_Task statement:_ Key in the whole listing below again, keeping every word as it is.

_Records for this exercise:_
------------------------------------

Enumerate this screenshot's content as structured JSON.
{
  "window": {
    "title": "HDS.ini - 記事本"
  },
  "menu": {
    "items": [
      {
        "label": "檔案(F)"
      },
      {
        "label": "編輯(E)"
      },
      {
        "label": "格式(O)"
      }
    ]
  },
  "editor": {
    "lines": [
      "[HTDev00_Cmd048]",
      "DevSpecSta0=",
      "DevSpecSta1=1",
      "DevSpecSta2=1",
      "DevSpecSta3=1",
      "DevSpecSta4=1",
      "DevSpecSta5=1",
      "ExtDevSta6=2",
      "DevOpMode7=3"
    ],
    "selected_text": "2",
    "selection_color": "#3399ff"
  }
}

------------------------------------

_Solution for this problem:_
Enumerate this screenshot's content as structured JSON.
{
  "window": {
    "title": "HDS.ini - 記事本"
  },
  "menu": {
    "items": [
      {
        "label": "檔案(F)"
      },
      {
        "label": "編輯(E)"
      },
      {
        "label": "格式(O)"
      }
    ]
  },
  "editor": {
    "lines": [
      "[HTDev00_Cmd048]",
      "DevSpecSta0=",
      "DevSpecSta1=1",
      "DevSpecSta2=1",
      "DevSpecSta3=1",
      "DevSpecSta4=1",
      "DevSpecSta5=1",
      "ExtDevSta6=2",
      "DevOpMode7=3"
    ],
    "selected_text": "2",
    "selection_color": "#3399ff"
  }
}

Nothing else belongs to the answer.